*** Given records Section Begins ***

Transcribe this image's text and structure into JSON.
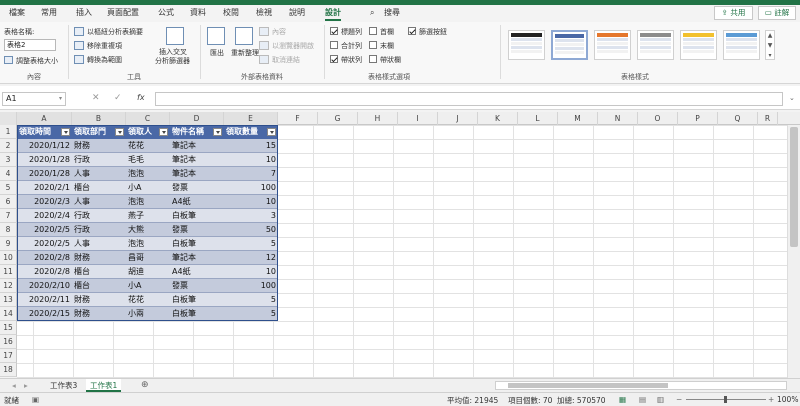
{
  "tabs": [
    "檔案",
    "常用",
    "插入",
    "頁面配置",
    "公式",
    "資料",
    "校閱",
    "檢視",
    "說明",
    "設計"
  ],
  "search_label": "搜尋",
  "share_label": "共用",
  "comment_label": "註解",
  "ribbon": {
    "properties": {
      "table_name_label": "表格名稱:",
      "table_name_value": "表格2",
      "resize_label": "調整表格大小",
      "group": "內容"
    },
    "tools": {
      "pivot": "以樞紐分析表摘要",
      "remove_dup": "移除重複項",
      "convert": "轉換為範圍",
      "slicer_l1": "插入交叉",
      "slicer_l2": "分析篩選器",
      "group": "工具"
    },
    "external": {
      "export": "匯出",
      "refresh": "重新整理",
      "properties": "內容",
      "open_browser": "以瀏覽器開啟",
      "unlink": "取消連結",
      "group": "外部表格資料"
    },
    "style_options": {
      "header_row": "標題列",
      "total_row": "合計列",
      "banded_rows": "帶狀列",
      "first_col": "首欄",
      "last_col": "末欄",
      "banded_cols": "帶狀欄",
      "filter_btn": "篩選按鈕",
      "group": "表格樣式選項"
    },
    "styles_group": "表格樣式"
  },
  "style_colors": [
    "#222222",
    "#4a68a6",
    "#e5772d",
    "#8c8c8c",
    "#f2c12e",
    "#5b9bd5"
  ],
  "namebox": "A1",
  "fx_label": "fx",
  "columns": [
    "A",
    "B",
    "C",
    "D",
    "E",
    "F",
    "G",
    "H",
    "I",
    "J",
    "K",
    "L",
    "M",
    "N",
    "O",
    "P",
    "Q",
    "R"
  ],
  "rows": [
    "1",
    "2",
    "3",
    "4",
    "5",
    "6",
    "7",
    "8",
    "9",
    "10",
    "11",
    "12",
    "13",
    "14",
    "15",
    "16",
    "17",
    "18"
  ],
  "table": {
    "headers": [
      "領取時間",
      "領取部門",
      "領取人",
      "物件名稱",
      "領取數量"
    ],
    "rows": [
      [
        "2020/1/12",
        "財務",
        "花花",
        "筆記本",
        "15"
      ],
      [
        "2020/1/28",
        "行政",
        "毛毛",
        "筆記本",
        "10"
      ],
      [
        "2020/1/28",
        "人事",
        "泡泡",
        "筆記本",
        "7"
      ],
      [
        "2020/2/1",
        "櫃台",
        "小A",
        "發票",
        "100"
      ],
      [
        "2020/2/3",
        "人事",
        "泡泡",
        "A4紙",
        "10"
      ],
      [
        "2020/2/4",
        "行政",
        "燕子",
        "白板筆",
        "3"
      ],
      [
        "2020/2/5",
        "行政",
        "大熊",
        "發票",
        "50"
      ],
      [
        "2020/2/5",
        "人事",
        "泡泡",
        "白板筆",
        "5"
      ],
      [
        "2020/2/8",
        "財務",
        "昌哥",
        "筆記本",
        "12"
      ],
      [
        "2020/2/8",
        "櫃台",
        "胡迪",
        "A4紙",
        "10"
      ],
      [
        "2020/2/10",
        "櫃台",
        "小A",
        "發票",
        "100"
      ],
      [
        "2020/2/11",
        "財務",
        "花花",
        "白板筆",
        "5"
      ],
      [
        "2020/2/15",
        "財務",
        "小兩",
        "白板筆",
        "5"
      ]
    ]
  },
  "sheets": [
    "工作表3",
    "工作表1"
  ],
  "status": {
    "ready": "就緒",
    "average": "平均值: 21945",
    "count": "項目個數: 70",
    "sum": "加總: 570570",
    "zoom": "100%"
  }
}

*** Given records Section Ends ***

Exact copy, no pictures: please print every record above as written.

● Answer box:
Transcribe this image's text and structure into JSON.
{
  "tabs": [
    "檔案",
    "常用",
    "插入",
    "頁面配置",
    "公式",
    "資料",
    "校閱",
    "檢視",
    "說明",
    "設計"
  ],
  "search_label": "搜尋",
  "share_label": "共用",
  "comment_label": "註解",
  "ribbon": {
    "properties": {
      "table_name_label": "表格名稱:",
      "table_name_value": "表格2",
      "resize_label": "調整表格大小",
      "group": "內容"
    },
    "tools": {
      "pivot": "以樞紐分析表摘要",
      "remove_dup": "移除重複項",
      "convert": "轉換為範圍",
      "slicer_l1": "插入交叉",
      "slicer_l2": "分析篩選器",
      "group": "工具"
    },
    "external": {
      "export": "匯出",
      "refresh": "重新整理",
      "properties": "內容",
      "open_browser": "以瀏覽器開啟",
      "unlink": "取消連結",
      "group": "外部表格資料"
    },
    "style_options": {
      "header_row": "標題列",
      "total_row": "合計列",
      "banded_rows": "帶狀列",
      "first_col": "首欄",
      "last_col": "末欄",
      "banded_cols": "帶狀欄",
      "filter_btn": "篩選按鈕",
      "group": "表格樣式選項"
    },
    "styles_group": "表格樣式"
  },
  "style_colors": [
    "#222222",
    "#4a68a6",
    "#e5772d",
    "#8c8c8c",
    "#f2c12e",
    "#5b9bd5"
  ],
  "namebox": "A1",
  "fx_label": "fx",
  "columns": [
    "A",
    "B",
    "C",
    "D",
    "E",
    "F",
    "G",
    "H",
    "I",
    "J",
    "K",
    "L",
    "M",
    "N",
    "O",
    "P",
    "Q",
    "R"
  ],
  "rows": [
    "1",
    "2",
    "3",
    "4",
    "5",
    "6",
    "7",
    "8",
    "9",
    "10",
    "11",
    "12",
    "13",
    "14",
    "15",
    "16",
    "17",
    "18"
  ],
  "table": {
    "headers": [
      "領取時間",
      "領取部門",
      "領取人",
      "物件名稱",
      "領取數量"
    ],
    "rows": [
      [
        "2020/1/12",
        "財務",
        "花花",
        "筆記本",
        "15"
      ],
      [
        "2020/1/28",
        "行政",
        "毛毛",
        "筆記本",
        "10"
      ],
      [
        "2020/1/28",
        "人事",
        "泡泡",
        "筆記本",
        "7"
      ],
      [
        "2020/2/1",
        "櫃台",
        "小A",
        "發票",
        "100"
      ],
      [
        "2020/2/3",
        "人事",
        "泡泡",
        "A4紙",
        "10"
      ],
      [
        "2020/2/4",
        "行政",
        "燕子",
        "白板筆",
        "3"
      ],
      [
        "2020/2/5",
        "行政",
        "大熊",
        "發票",
        "50"
      ],
      [
        "2020/2/5",
        "人事",
        "泡泡",
        "白板筆",
        "5"
      ],
      [
        "2020/2/8",
        "財務",
        "昌哥",
        "筆記本",
        "12"
      ],
      [
        "2020/2/8",
        "櫃台",
        "胡迪",
        "A4紙",
        "10"
      ],
      [
        "2020/2/10",
        "櫃台",
        "小A",
        "發票",
        "100"
      ],
      [
        "2020/2/11",
        "財務",
        "花花",
        "白板筆",
        "5"
      ],
      [
        "2020/2/15",
        "財務",
        "小兩",
        "白板筆",
        "5"
      ]
    ]
  },
  "sheets": [
    "工作表3",
    "工作表1"
  ],
  "status": {
    "ready": "就緒",
    "average": "平均值: 21945",
    "count": "項目個數: 70",
    "sum": "加總: 570570",
    "zoom": "100%"
  }
}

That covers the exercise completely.